In a short opinion released last month the Connecticut Appellate Court considered whether to recognize a claim for loss of consortium for a same sex domestic partner.The case is called Mueller v. Tepler and it is available here.
As the court explains in the opinion, its decision is based on a previous case called Gurliacci v. Mayer, 218 Conn. 531, 564, 590 A.2d 914 (1991), in which the state's Supreme Court held that a claim for loss of consortium cannot be maintained when the plaintiff was not married to the victim at the time the underlying tort occurred. In that case, the plaintiff was engaged to the victim and they were living together. Yet, the court held that a formal marriage relation "forms the necessary touchstone to determine the strength of commitment between the two individuals which gives rise to the existence of consortium between them in the first instance." Thus, it concluded that there is simply no right to a cause of action for loss of consortium if the injury occurred prior to the marriage of the parties.’’
In Mueller v Tepler, the plaintiff argued that the court should not follow this precedent because she would have been married to the victim at the time of the underlying tort had it not been for what the court referred to as "the unconstitutional deprivation of her right to do so."
Having set the stage so nicely for an interesting, and definitely valid, question, the court then avoided it by stating that "even if we were to assume that a complaint that includes such an allegation states a legally sufficient claim for loss of consortium, the plaintiff did not plead this fact in the third amended complaint. Although the plaintiff pleaded that she was in a stable relationship with Mueller, lived with her for many years, supported her financially and entered into a civil union with her one and one-half years after the tortious conduct had occurred, these allegations, even when construed in the light most favorable to the plaintiff, do not allege that the couple would have formalized their relationship before the defendants’ negligent acts ceased on March 5, 2004."
That's weak. So the plaintiff did not use the magic words "If state law had allowed it at the time, I would have married my partner before her injury" but so what?
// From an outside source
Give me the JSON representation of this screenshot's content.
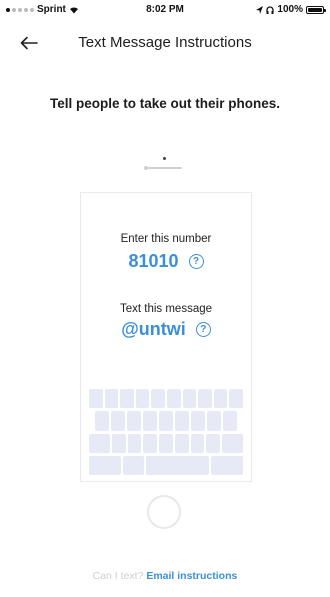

The important issue was whether marriage should be the deciding factor to determine whether the plaintiff has in fact suffered the injury we know as "loss of consortium."
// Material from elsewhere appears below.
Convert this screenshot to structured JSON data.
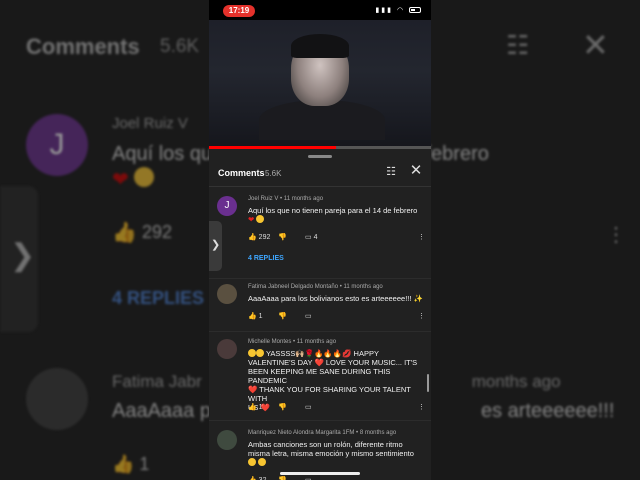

I admit I don't know what the law is on this issue in other jurisdictions, but now I am curious to find out.
Thanks to the Legal Profession blog for the tip.